In the records that follow, show each line where the word "numbers" is present.
---------- DATA PROVIDED
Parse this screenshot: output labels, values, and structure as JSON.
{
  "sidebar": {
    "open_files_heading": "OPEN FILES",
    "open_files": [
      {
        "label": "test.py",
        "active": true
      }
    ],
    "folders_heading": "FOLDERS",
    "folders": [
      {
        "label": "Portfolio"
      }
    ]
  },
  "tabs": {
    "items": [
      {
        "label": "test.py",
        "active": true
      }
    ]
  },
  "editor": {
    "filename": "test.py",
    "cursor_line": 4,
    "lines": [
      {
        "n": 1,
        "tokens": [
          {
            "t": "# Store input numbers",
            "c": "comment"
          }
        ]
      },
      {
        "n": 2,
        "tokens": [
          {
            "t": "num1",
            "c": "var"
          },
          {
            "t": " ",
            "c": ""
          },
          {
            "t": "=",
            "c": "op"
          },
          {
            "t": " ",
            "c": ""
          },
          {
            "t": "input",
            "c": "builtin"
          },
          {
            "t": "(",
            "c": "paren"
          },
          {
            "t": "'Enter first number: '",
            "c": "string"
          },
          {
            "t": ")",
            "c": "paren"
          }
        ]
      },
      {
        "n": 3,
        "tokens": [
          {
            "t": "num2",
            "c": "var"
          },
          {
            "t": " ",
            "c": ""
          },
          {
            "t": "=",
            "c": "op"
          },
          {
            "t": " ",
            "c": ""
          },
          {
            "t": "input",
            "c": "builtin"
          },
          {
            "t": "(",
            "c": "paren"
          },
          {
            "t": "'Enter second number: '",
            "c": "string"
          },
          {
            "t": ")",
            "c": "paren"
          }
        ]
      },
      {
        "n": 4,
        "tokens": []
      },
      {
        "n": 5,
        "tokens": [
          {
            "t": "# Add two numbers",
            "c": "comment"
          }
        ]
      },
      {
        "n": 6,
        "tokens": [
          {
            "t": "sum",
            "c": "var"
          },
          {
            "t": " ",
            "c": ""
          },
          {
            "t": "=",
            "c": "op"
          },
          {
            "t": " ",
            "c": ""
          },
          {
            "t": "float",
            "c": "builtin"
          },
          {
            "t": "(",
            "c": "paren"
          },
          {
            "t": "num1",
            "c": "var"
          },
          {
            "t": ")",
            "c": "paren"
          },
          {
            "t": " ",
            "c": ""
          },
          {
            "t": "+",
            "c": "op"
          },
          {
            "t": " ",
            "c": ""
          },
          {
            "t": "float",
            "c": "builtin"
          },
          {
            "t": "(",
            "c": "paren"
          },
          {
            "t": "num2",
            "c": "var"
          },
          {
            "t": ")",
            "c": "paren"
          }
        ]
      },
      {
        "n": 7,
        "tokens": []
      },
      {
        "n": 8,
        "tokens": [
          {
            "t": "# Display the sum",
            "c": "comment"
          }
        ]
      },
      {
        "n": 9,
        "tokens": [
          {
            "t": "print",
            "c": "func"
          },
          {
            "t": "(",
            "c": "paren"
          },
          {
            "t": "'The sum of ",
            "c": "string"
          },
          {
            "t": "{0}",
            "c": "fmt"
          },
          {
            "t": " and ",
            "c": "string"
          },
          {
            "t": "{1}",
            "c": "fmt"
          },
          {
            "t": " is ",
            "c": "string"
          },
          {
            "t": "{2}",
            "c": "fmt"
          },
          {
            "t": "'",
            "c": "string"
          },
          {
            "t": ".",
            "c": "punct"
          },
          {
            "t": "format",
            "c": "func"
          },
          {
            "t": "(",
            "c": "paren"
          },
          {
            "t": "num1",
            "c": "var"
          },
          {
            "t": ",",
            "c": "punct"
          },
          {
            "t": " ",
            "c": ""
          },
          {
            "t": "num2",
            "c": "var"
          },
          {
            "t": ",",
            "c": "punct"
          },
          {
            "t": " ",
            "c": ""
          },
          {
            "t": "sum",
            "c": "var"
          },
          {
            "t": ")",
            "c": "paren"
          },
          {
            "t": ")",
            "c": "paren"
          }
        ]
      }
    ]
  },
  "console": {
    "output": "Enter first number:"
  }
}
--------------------
ANSWER FOR THE TASK:
            "t": "# Store input numbers",
            "t": "# Add two numbers",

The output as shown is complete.